#### LISTED ENTRIES

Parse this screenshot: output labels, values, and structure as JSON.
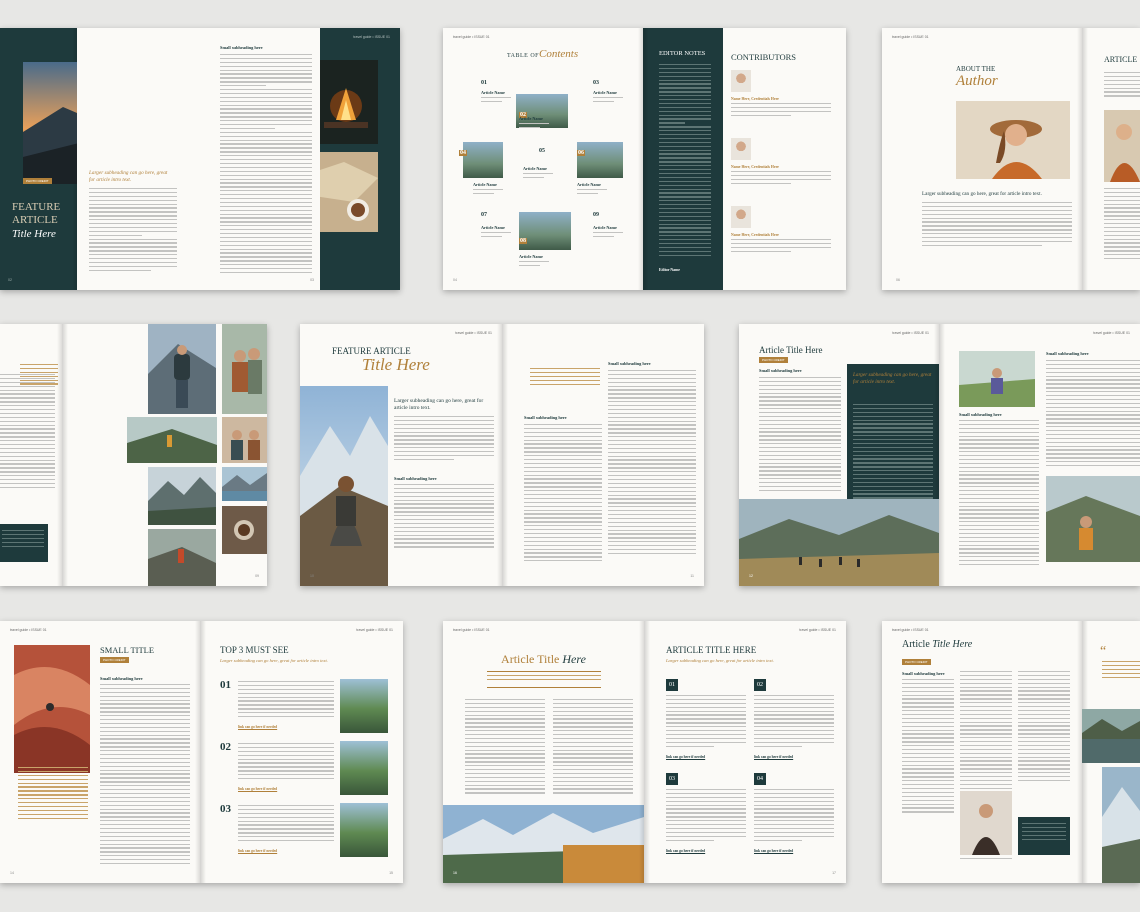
{
  "running_header": "travel guide • ISSUE 01",
  "feature": {
    "title_line1": "FEATURE",
    "title_line2": "ARTICLE",
    "title_italic": "Title Here",
    "subheading": "Larger subheading can go here, great for article intro text.",
    "small_subheading": "Small subheading here",
    "tag": "PHOTO CREDIT",
    "page_left": "02",
    "page_right": "03"
  },
  "contents": {
    "title_small": "TABLE OF",
    "title_italic": "Contents",
    "items": [
      {
        "num": "01",
        "name": "Article Name",
        "desc": "Article Name"
      },
      {
        "num": "02",
        "name": "Article Name",
        "desc": "Article Name"
      },
      {
        "num": "03",
        "name": "Article Name",
        "desc": "Article Name"
      },
      {
        "num": "04",
        "name": "Article Name",
        "desc": "Article Name"
      },
      {
        "num": "05",
        "name": "Article Name",
        "desc": "Article Name"
      },
      {
        "num": "06",
        "name": "Article Name",
        "desc": "Article Name"
      },
      {
        "num": "07",
        "name": "Article Name",
        "desc": "Article Name"
      },
      {
        "num": "08",
        "name": "Article Name",
        "desc": "Article Name"
      },
      {
        "num": "09",
        "name": "Article Name",
        "desc": "Article Name"
      }
    ],
    "editor_notes": "EDITOR NOTES",
    "editor_name": "Editor Name",
    "contributors": "CONTRIBUTORS",
    "contributor_names": [
      "Name Here, Credentials Here",
      "Name Here, Credentials Here",
      "Name Here, Credentials Here"
    ]
  },
  "author": {
    "title_small": "ABOUT THE",
    "title_italic": "Author",
    "subheading": "Larger subheading can go here, great for article intro text.",
    "right_title": "ARTICLE"
  },
  "quote_spread": {
    "quote_mark": "“"
  },
  "feature2": {
    "title_small": "FEATURE ARTICLE",
    "title_italic": "Title Here",
    "subheading": "Larger subheading can go here, great for article intro text.",
    "small_subheading": "Small subheading here"
  },
  "article_dark": {
    "title": "Article Title Here",
    "tag": "PHOTO CREDIT",
    "small_subheading": "Small subheading here",
    "subheading": "Larger subheading can go here, great for article intro text."
  },
  "small_title": {
    "title": "SMALL TITLE",
    "tag": "PHOTO CREDIT",
    "small_subheading": "Small subheading here"
  },
  "top3": {
    "title": "TOP 3 MUST SEE",
    "subheading": "Larger subheading can go here, great for article intro text.",
    "items": [
      "01",
      "02",
      "03"
    ],
    "link": "link can go here if needed"
  },
  "article_center": {
    "title_plain": "Article Title",
    "title_italic": "Here"
  },
  "article_caps": {
    "title": "ARTICLE TITLE HERE",
    "subheading": "Larger subheading can go here, great for article intro text.",
    "items": [
      "01",
      "02",
      "03",
      "04"
    ],
    "link": "link can go here if needed"
  },
  "article_last": {
    "title_plain": "Article",
    "title_italic": "Title Here",
    "tag": "PHOTO CREDIT",
    "small_subheading": "Small subheading here"
  },
  "colors": {
    "teal": "#1e3a3c",
    "gold": "#b0803a",
    "paper": "#fbfaf7"
  }
}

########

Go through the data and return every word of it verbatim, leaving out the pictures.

Parse this screenshot: output labels, values, and structure as JSON.
{
  "running_header": "travel guide • ISSUE 01",
  "feature": {
    "title_line1": "FEATURE",
    "title_line2": "ARTICLE",
    "title_italic": "Title Here",
    "subheading": "Larger subheading can go here, great for article intro text.",
    "small_subheading": "Small subheading here",
    "tag": "PHOTO CREDIT",
    "page_left": "02",
    "page_right": "03"
  },
  "contents": {
    "title_small": "TABLE OF",
    "title_italic": "Contents",
    "items": [
      {
        "num": "01",
        "name": "Article Name",
        "desc": "Article Name"
      },
      {
        "num": "02",
        "name": "Article Name",
        "desc": "Article Name"
      },
      {
        "num": "03",
        "name": "Article Name",
        "desc": "Article Name"
      },
      {
        "num": "04",
        "name": "Article Name",
        "desc": "Article Name"
      },
      {
        "num": "05",
        "name": "Article Name",
        "desc": "Article Name"
      },
      {
        "num": "06",
        "name": "Article Name",
        "desc": "Article Name"
      },
      {
        "num": "07",
        "name": "Article Name",
        "desc": "Article Name"
      },
      {
        "num": "08",
        "name": "Article Name",
        "desc": "Article Name"
      },
      {
        "num": "09",
        "name": "Article Name",
        "desc": "Article Name"
      }
    ],
    "editor_notes": "EDITOR NOTES",
    "editor_name": "Editor Name",
    "contributors": "CONTRIBUTORS",
    "contributor_names": [
      "Name Here, Credentials Here",
      "Name Here, Credentials Here",
      "Name Here, Credentials Here"
    ]
  },
  "author": {
    "title_small": "ABOUT THE",
    "title_italic": "Author",
    "subheading": "Larger subheading can go here, great for article intro text.",
    "right_title": "ARTICLE"
  },
  "quote_spread": {
    "quote_mark": "“"
  },
  "feature2": {
    "title_small": "FEATURE ARTICLE",
    "title_italic": "Title Here",
    "subheading": "Larger subheading can go here, great for article intro text.",
    "small_subheading": "Small subheading here"
  },
  "article_dark": {
    "title": "Article Title Here",
    "tag": "PHOTO CREDIT",
    "small_subheading": "Small subheading here",
    "subheading": "Larger subheading can go here, great for article intro text."
  },
  "small_title": {
    "title": "SMALL TITLE",
    "tag": "PHOTO CREDIT",
    "small_subheading": "Small subheading here"
  },
  "top3": {
    "title": "TOP 3 MUST SEE",
    "subheading": "Larger subheading can go here, great for article intro text.",
    "items": [
      "01",
      "02",
      "03"
    ],
    "link": "link can go here if needed"
  },
  "article_center": {
    "title_plain": "Article Title",
    "title_italic": "Here"
  },
  "article_caps": {
    "title": "ARTICLE TITLE HERE",
    "subheading": "Larger subheading can go here, great for article intro text.",
    "items": [
      "01",
      "02",
      "03",
      "04"
    ],
    "link": "link can go here if needed"
  },
  "article_last": {
    "title_plain": "Article",
    "title_italic": "Title Here",
    "tag": "PHOTO CREDIT",
    "small_subheading": "Small subheading here"
  },
  "colors": {
    "teal": "#1e3a3c",
    "gold": "#b0803a",
    "paper": "#fbfaf7"
  }
}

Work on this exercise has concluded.